(Records from a data source)
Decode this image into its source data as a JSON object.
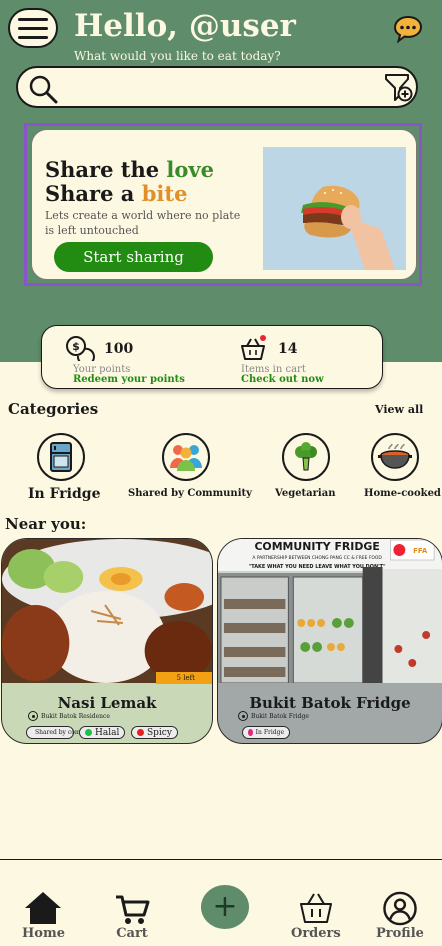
{
  "header": {
    "menu_icon": "hamburger-icon",
    "greeting": "Hello, @user",
    "subtitle": "What would you like to eat today?",
    "chat_icon": "chat-icon"
  },
  "search": {
    "placeholder": "",
    "search_icon": "search-icon",
    "filter_icon": "filter-icon"
  },
  "promo": {
    "line1_prefix": "Share the ",
    "line1_highlight": "love",
    "line2_prefix": "Share a ",
    "line2_highlight": "bite",
    "description": "Lets create a world where no plate is left untouched",
    "button_label": "Start sharing"
  },
  "stats": {
    "points_value": "100",
    "points_label": "Your points",
    "points_link": "Redeem your points",
    "cart_value": "14",
    "cart_label": "Items in cart",
    "cart_link": "Check out now"
  },
  "categories": {
    "title": "Categories",
    "view_all": "View all",
    "items": [
      {
        "label": "In Fridge",
        "icon": "fridge-icon"
      },
      {
        "label": "Shared by Community",
        "icon": "community-icon"
      },
      {
        "label": "Vegetarian",
        "icon": "broccoli-icon"
      },
      {
        "label": "Home-cooked",
        "icon": "pot-icon"
      }
    ]
  },
  "near": {
    "title": "Near you:",
    "cards": [
      {
        "name": "Nasi Lemak",
        "badge": "5 left",
        "location": "Bukit Batok Residence",
        "tags": [
          {
            "label": "Shared by community",
            "color": "#e0287a"
          },
          {
            "label": "Halal",
            "color": "#1fbf4a"
          },
          {
            "label": "Spicy",
            "color": "#e22121"
          }
        ]
      },
      {
        "name": "Bukit Batok Fridge",
        "location": "Bukit Batok Fridge",
        "sign_text": "COMMUNITY FRIDGE",
        "sign_sub": "A PARTNERSHIP BETWEEN CHONG PANG CC & FREE FOOD",
        "sign_tag": "\"TAKE WHAT YOU NEED LEAVE WHAT YOU DON'T\"",
        "logo_text": "FFA",
        "tags": [
          {
            "label": "In Fridge",
            "color": "#e0287a"
          }
        ]
      }
    ]
  },
  "nav": {
    "home": "Home",
    "cart": "Cart",
    "add": "+",
    "orders": "Orders",
    "profile": "Profile"
  },
  "colors": {
    "header_green": "#5f8c6a",
    "cream": "#fdf8e2",
    "cta_green": "#228b12",
    "accent_orange": "#e0902a",
    "selection_purple": "#8a55c9"
  }
}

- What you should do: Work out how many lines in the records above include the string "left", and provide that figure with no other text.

- Answer to this problem: 2